Each line of the data below that carries the word "name" needs to be copied.

* **Interface dataset entries**:
■ ■ ■ ■ ■ ■ ■
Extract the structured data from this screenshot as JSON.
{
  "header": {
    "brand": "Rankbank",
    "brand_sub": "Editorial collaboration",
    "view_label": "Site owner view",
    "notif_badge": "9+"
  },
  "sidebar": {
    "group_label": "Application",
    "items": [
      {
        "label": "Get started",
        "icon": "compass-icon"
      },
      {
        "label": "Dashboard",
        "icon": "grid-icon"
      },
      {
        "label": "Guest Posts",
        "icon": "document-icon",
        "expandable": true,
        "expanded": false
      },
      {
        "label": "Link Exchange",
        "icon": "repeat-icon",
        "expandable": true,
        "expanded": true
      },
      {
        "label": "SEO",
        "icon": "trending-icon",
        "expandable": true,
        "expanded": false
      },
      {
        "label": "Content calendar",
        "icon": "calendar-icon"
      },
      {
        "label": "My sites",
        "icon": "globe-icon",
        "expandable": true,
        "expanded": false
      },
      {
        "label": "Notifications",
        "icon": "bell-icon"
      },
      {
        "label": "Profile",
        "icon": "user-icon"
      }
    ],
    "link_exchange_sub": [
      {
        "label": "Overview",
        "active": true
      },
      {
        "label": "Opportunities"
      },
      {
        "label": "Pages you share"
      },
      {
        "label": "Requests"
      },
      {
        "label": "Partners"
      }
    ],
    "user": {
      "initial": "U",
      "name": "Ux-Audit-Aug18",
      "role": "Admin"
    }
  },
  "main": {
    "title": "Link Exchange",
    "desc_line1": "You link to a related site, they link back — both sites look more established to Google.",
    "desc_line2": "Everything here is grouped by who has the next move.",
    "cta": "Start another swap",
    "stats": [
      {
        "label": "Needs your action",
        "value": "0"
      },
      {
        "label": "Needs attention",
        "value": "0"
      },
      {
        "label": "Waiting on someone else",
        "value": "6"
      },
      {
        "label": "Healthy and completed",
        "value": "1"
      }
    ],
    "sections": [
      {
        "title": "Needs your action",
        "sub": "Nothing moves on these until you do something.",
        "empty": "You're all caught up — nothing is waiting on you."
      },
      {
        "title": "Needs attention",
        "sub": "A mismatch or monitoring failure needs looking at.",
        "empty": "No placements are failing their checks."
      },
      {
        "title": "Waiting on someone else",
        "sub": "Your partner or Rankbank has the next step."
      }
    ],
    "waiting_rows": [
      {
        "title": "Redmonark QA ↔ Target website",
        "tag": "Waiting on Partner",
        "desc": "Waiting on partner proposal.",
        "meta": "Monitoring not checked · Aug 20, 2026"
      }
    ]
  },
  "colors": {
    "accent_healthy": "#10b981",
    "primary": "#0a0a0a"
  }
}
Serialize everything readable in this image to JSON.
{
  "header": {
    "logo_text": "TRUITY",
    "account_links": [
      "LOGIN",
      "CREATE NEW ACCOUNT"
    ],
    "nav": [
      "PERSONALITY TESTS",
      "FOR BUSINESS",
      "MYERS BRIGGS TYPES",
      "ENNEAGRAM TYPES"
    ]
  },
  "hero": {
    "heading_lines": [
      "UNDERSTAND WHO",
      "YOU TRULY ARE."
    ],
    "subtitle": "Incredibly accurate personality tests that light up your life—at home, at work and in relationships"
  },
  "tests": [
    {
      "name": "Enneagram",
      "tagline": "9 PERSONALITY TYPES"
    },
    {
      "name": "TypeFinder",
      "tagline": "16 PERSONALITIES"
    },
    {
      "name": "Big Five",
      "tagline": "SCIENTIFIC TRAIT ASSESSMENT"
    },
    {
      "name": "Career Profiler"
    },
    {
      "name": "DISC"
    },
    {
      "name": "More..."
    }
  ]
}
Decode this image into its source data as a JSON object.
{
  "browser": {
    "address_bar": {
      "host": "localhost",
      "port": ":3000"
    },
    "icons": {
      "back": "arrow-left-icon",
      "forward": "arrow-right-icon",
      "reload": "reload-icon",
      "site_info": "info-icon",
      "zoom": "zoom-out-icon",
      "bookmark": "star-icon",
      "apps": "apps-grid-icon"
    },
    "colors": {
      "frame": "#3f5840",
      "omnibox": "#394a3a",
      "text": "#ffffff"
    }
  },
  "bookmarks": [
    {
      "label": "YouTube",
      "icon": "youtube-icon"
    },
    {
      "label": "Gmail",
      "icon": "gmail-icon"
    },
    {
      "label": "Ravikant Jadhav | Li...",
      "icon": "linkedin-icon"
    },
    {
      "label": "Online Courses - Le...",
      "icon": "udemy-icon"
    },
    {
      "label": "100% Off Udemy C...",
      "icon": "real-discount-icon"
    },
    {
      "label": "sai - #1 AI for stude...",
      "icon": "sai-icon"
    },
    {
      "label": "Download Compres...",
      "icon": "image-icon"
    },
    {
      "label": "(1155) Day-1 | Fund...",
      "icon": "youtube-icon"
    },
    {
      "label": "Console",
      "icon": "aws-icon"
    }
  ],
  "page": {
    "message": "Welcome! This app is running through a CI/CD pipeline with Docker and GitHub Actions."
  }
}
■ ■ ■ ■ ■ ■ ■
* **Solution to the exercise**:
      "name": "Ux-Audit-Aug18",
      "name": "Enneagram",
      "name": "TypeFinder",
      "name": "Big Five",
      "name": "Career Profiler"
      "name": "DISC"
      "name": "More..."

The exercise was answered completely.